I had very high expectations for this film (I mean, who hadn’t?) and while the film did not surpass them, it fulfilled them extremely well and was a very good ending to the trilogy.
Beth Emhoff (Gwyneth Paltrow) travels home from a business trip in Hong Kong. But almost as soon as she reaches her husband (Matt Damon) and son, the cold she brought from Hong Kong turns out to be much worse and is, in fact, the beginning of a worldwide epidemic. While people around them start dying the CDC sends an agent (Kate Winslet) to Boston, while the WHO sends one of their people (Marion Cotillard) to Hong Kong in a desperate attempt to find a cure – and quickly.
In Contagion, Soderbergh dodges most of the classic movie conventions on how to tell his story. Instead he makes a film that feels so utterly realistic that you can almost believe it to be a documentary. That is not only impressive per se, it also makes for an excellent film.
Gil (Owen Wilson) is a screenwriter who is trying to write a novel. When he travels to Paris with his fiancée Inez (Rachel McAdams), he feels inspired by his surroundings. Inez on the other hand seems to only want to spend time with the pretentious Paul (Michael Sheen). One night Gil goes for a walk on his own, gets picked up by a car and ends up in Paris in the 1920s , his favorite period where he meets F. Scott (Tom Hiddleston) and Zelda Fitzgerald (Alison Pill), Ernest Hemingway (Corey Stoll), Gertrude Stein (Kathy Bates), Salvador Dalí (Adrien Brody) and many others. But then he meets Adriana (Marion Cotillard) and they really hit it off.
After the last few Woody Allen movies I saw and really didn’t enjoy, I was unsure whether to watch Midnight in Paris at all. But the cast drew me in and thankfully I did enjoy it more than I feared I would.
Ludo (Jean Dujardin) is the center of a very diverse group of friends. When he has an accident, his friends decide to still go ahead with the trip they have planned together.

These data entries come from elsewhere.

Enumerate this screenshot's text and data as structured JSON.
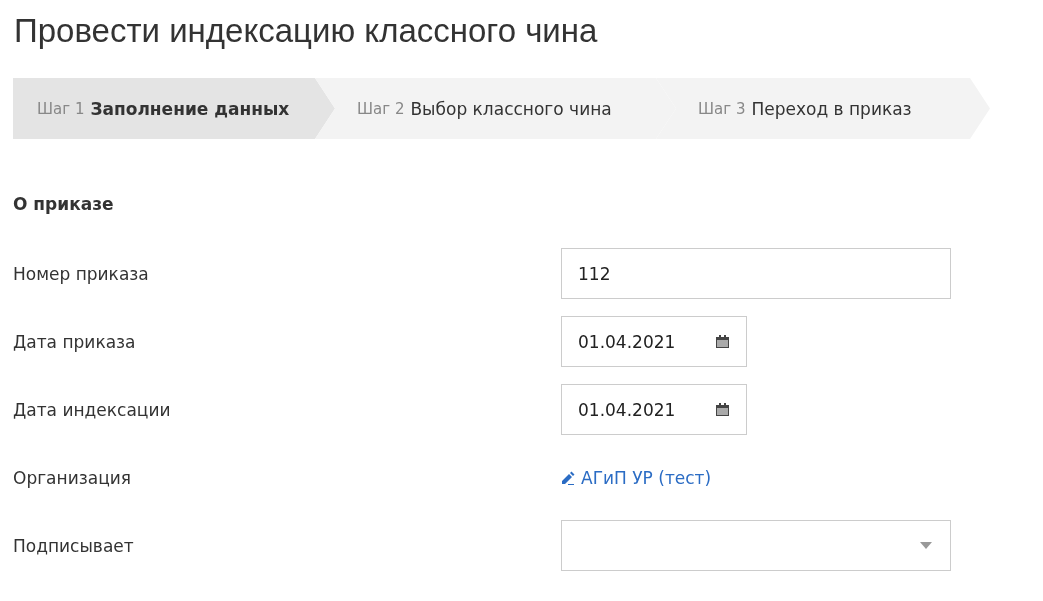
{
  "title": "Провести индексацию классного чина",
  "steps": [
    {
      "number": "Шаг 1",
      "label": "Заполнение данных",
      "selected": true
    },
    {
      "number": "Шаг 2",
      "label": "Выбор классного чина",
      "selected": false
    },
    {
      "number": "Шаг 3",
      "label": "Переход в приказ",
      "selected": false
    }
  ],
  "section": "О приказе",
  "fields": [
    {
      "label": "Номер приказа",
      "kind": "text",
      "value": "112"
    },
    {
      "label": "Дата приказа",
      "kind": "date",
      "value": "01.04.2021"
    },
    {
      "label": "Дата индексации",
      "kind": "date",
      "value": "01.04.2021"
    },
    {
      "label": "Организация",
      "kind": "link",
      "value": "АГиП УР (тест)"
    },
    {
      "label": "Подписывает",
      "kind": "select"
    }
  ]
}
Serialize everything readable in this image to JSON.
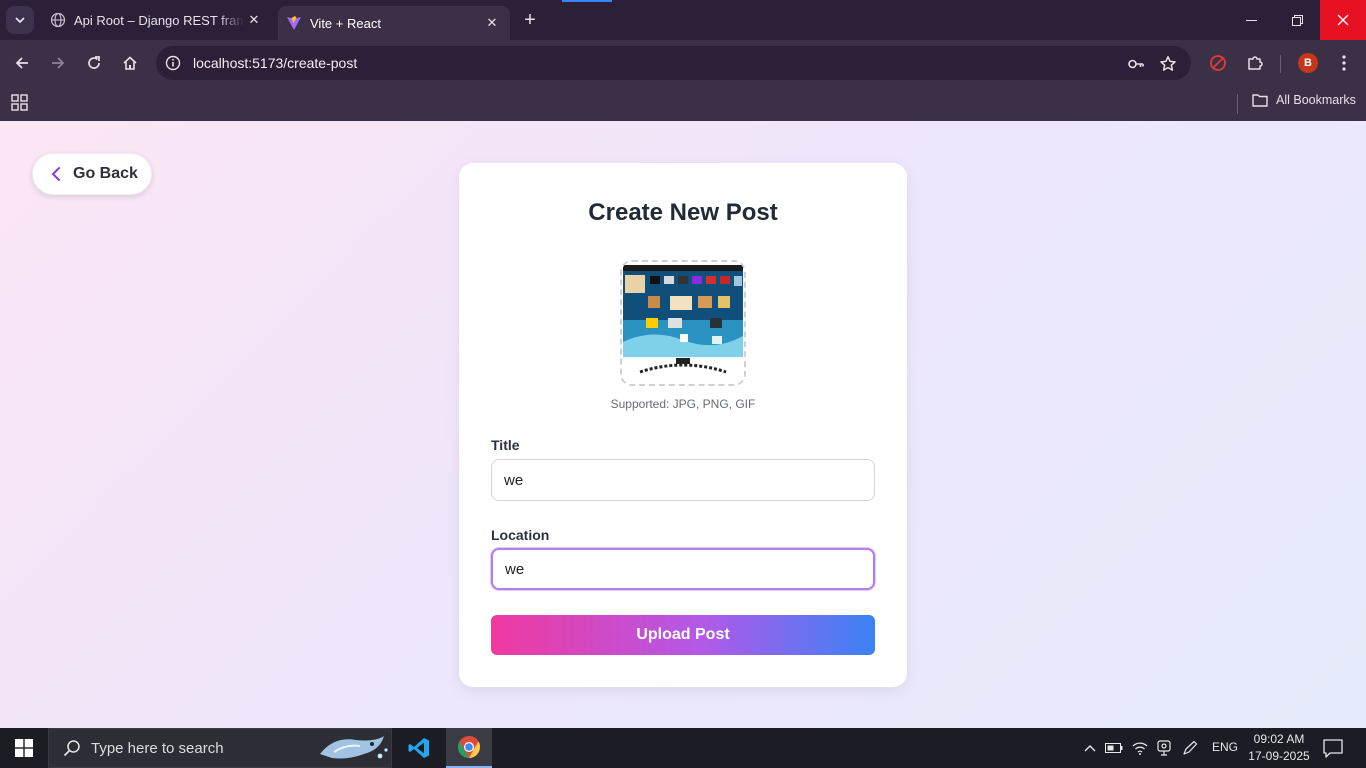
{
  "browser": {
    "tabs": [
      {
        "title": "Api Root – Django REST framew",
        "active": false
      },
      {
        "title": "Vite + React",
        "active": true
      }
    ],
    "url": "localhost:5173/create-post",
    "bookmarks_label": "All Bookmarks",
    "profile_initial": "B"
  },
  "page": {
    "go_back_label": "Go Back",
    "title": "Create New Post",
    "supported_text": "Supported: JPG, PNG, GIF",
    "fields": {
      "title": {
        "label": "Title",
        "value": "we"
      },
      "location": {
        "label": "Location",
        "value": "we"
      }
    },
    "submit_label": "Upload Post"
  },
  "taskbar": {
    "search_placeholder": "Type here to search",
    "language": "ENG",
    "time": "09:02 AM",
    "date": "17-09-2025"
  },
  "colors": {
    "button_gradient": [
      "#f0399f",
      "#b259e8",
      "#3b82f6"
    ],
    "focus_border": "#b77ee8",
    "close_button": "#e81123"
  }
}
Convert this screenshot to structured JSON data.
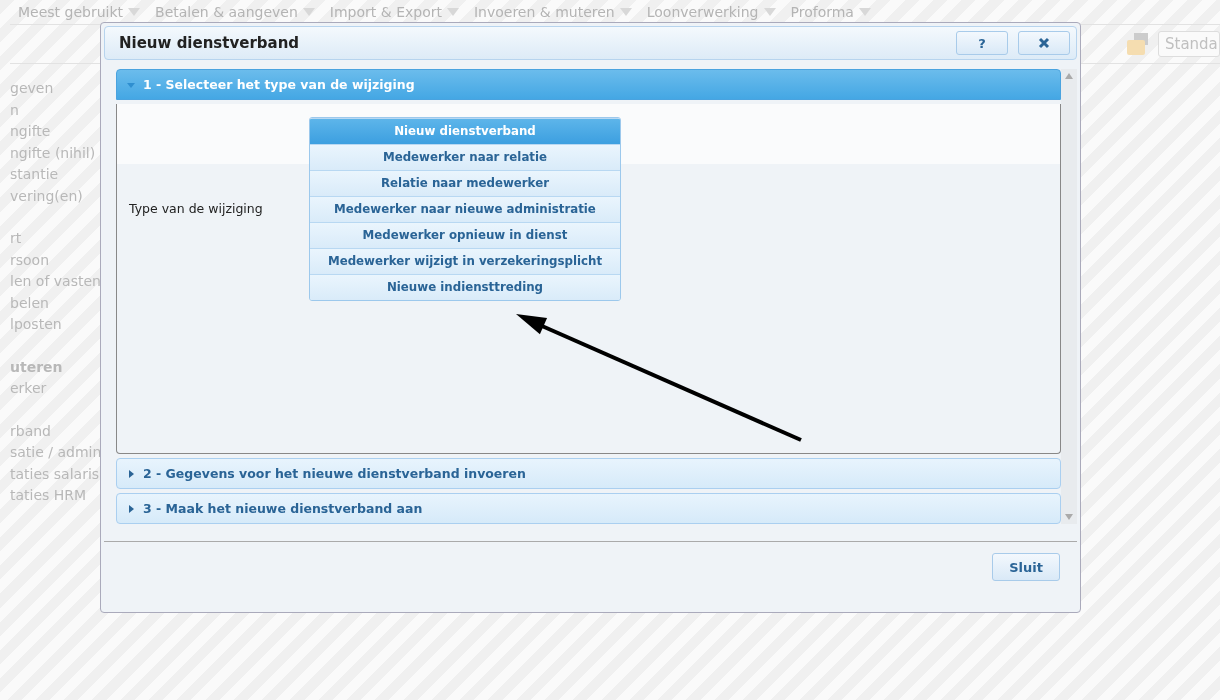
{
  "menu": [
    {
      "label": "Meest gebruikt"
    },
    {
      "label": "Betalen & aangeven"
    },
    {
      "label": "Import & Export"
    },
    {
      "label": "Invoeren & muteren"
    },
    {
      "label": "Loonverwerking"
    },
    {
      "label": "Proforma"
    }
  ],
  "toolbar": {
    "field": "Standa"
  },
  "sidebar": {
    "groups": [
      {
        "items": [
          {
            "label": "geven",
            "bold": false
          },
          {
            "label": "n",
            "bold": false
          },
          {
            "label": "ngifte",
            "bold": false
          },
          {
            "label": "ngifte (nihil)",
            "bold": false
          },
          {
            "label": "stantie",
            "bold": false
          },
          {
            "label": "vering(en)",
            "bold": false
          }
        ]
      },
      {
        "items": [
          {
            "label": "rt",
            "bold": false
          },
          {
            "label": "rsoon",
            "bold": false
          },
          {
            "label": "len of vasten",
            "bold": false
          },
          {
            "label": "belen",
            "bold": false
          },
          {
            "label": "lposten",
            "bold": false
          }
        ]
      },
      {
        "items": [
          {
            "label": "uteren",
            "bold": true
          },
          {
            "label": "erker",
            "bold": false
          }
        ]
      },
      {
        "items": [
          {
            "label": "rband",
            "bold": false
          },
          {
            "label": "satie / admin",
            "bold": false
          },
          {
            "label": "taties salaris",
            "bold": false
          },
          {
            "label": "taties HRM",
            "bold": false
          }
        ]
      }
    ]
  },
  "dialog": {
    "title": "Nieuw dienstverband",
    "help_button": "?",
    "sections": [
      {
        "title": "1 - Selecteer het type van de wijziging",
        "expanded": true,
        "field_label": "Type van de wijziging",
        "options": [
          {
            "label": "Nieuw dienstverband",
            "selected": true
          },
          {
            "label": "Medewerker naar relatie",
            "selected": false
          },
          {
            "label": "Relatie naar medewerker",
            "selected": false
          },
          {
            "label": "Medewerker naar nieuwe administratie",
            "selected": false
          },
          {
            "label": "Medewerker opnieuw in dienst",
            "selected": false
          },
          {
            "label": "Medewerker wijzigt in verzekeringsplicht",
            "selected": false
          },
          {
            "label": "Nieuwe indiensttreding",
            "selected": false
          }
        ]
      },
      {
        "title": "2 - Gegevens voor het nieuwe dienstverband invoeren",
        "expanded": false
      },
      {
        "title": "3 - Maak het nieuwe dienstverband aan",
        "expanded": false
      }
    ],
    "close_label": "Sluit"
  }
}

But the tensions within the group keep rising: Vincent (Benoît Magimel) tells Max (François Cluzet) that he is in love with him, despite both of them being straight and married. Marie (Marion Cotillard) tumbles from one bed partner to another, while her best friend Éric (Gilles Lellouche) is trying very hard to convince himself that he wants the relationship he has with his girlfriend. With all their various problems and troubles, do their friendships have a chance of surviving?
I very much enjoyed Little White Lies. It could have gone the way of so many “friends breaking apart” movies and just be overly dramatic, but it shows restraint in the right places (mostly), is character-driven and just all around nice.

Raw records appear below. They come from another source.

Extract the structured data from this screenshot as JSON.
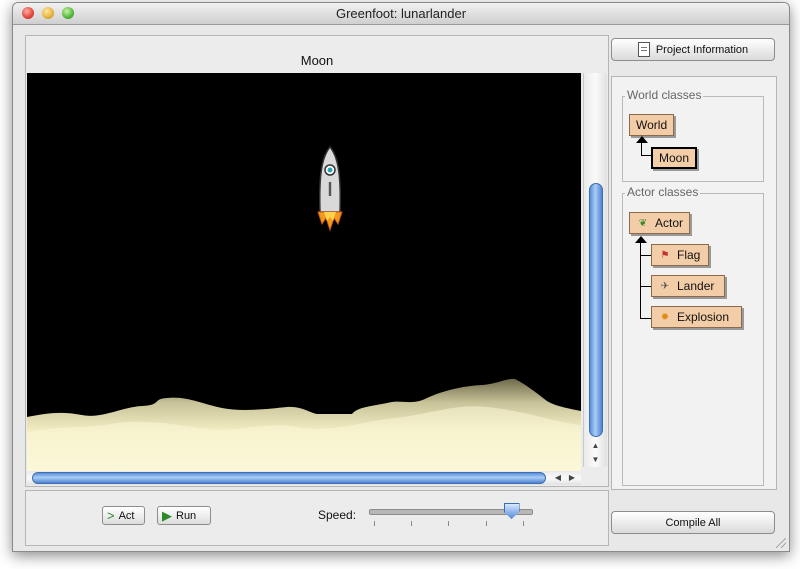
{
  "window": {
    "title": "Greenfoot: lunarlander"
  },
  "world": {
    "name": "Moon"
  },
  "controls": {
    "act_label": "Act",
    "run_label": "Run",
    "speed_label": "Speed:",
    "speed_level": 0.88
  },
  "sidebar": {
    "project_info_label": "Project Information",
    "world_classes_title": "World classes",
    "world_classes": [
      {
        "name": "World",
        "selected": false
      },
      {
        "name": "Moon",
        "selected": true
      }
    ],
    "actor_classes_title": "Actor classes",
    "actor_classes": [
      {
        "name": "Actor",
        "icon": "actor-icon"
      },
      {
        "name": "Flag",
        "icon": "flag-icon"
      },
      {
        "name": "Lander",
        "icon": "lander-icon"
      },
      {
        "name": "Explosion",
        "icon": "explosion-icon"
      }
    ],
    "compile_label": "Compile All"
  },
  "colors": {
    "space": "#000000",
    "moon_surface": "#f6f1c3",
    "class_box": "#f3cda7",
    "scroll_blue": "#5a8fd8"
  }
}
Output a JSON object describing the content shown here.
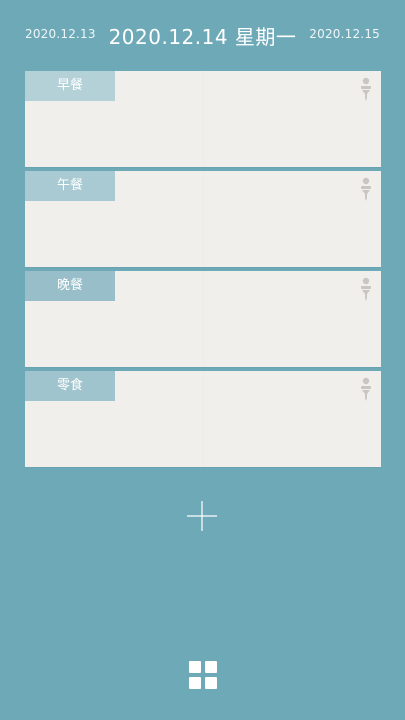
{
  "header": {
    "prev_date": "2020.12.13",
    "current_date": "2020.12.14 星期一",
    "next_date": "2020.12.15"
  },
  "meals": [
    {
      "label": "早餐",
      "tag_color": "#b5d1d8"
    },
    {
      "label": "午餐",
      "tag_color": "#a9cad3"
    },
    {
      "label": "晚餐",
      "tag_color": "#98bfc9"
    },
    {
      "label": "零食",
      "tag_color": "#a0c4cd"
    }
  ],
  "icons": {
    "pin": "pushpin-icon",
    "add": "plus-icon",
    "menu": "grid-icon"
  },
  "colors": {
    "background": "#6ea9b8",
    "card": "#f1efec",
    "pin": "#c9c6c2"
  }
}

Cobb (Leonardo DiCaprio) is a thief. But not any thief – he steals ideas out of people’s heads by invading their dreams. One day, he gets drafted by the business man Saito (Ken Watanabe), but not to steal an idea; he’s supposed to plant one in the head of Robert Fischer (Cillian Murphy).
Since there’s no such thing as flawless, one of these days Christopher Nolan is bound to make a godawful movie and then it’s probably going to kill me. But until then I can enjoy the masterpieces Nolan continuously produces – and Inception is definitely the best of his films yet.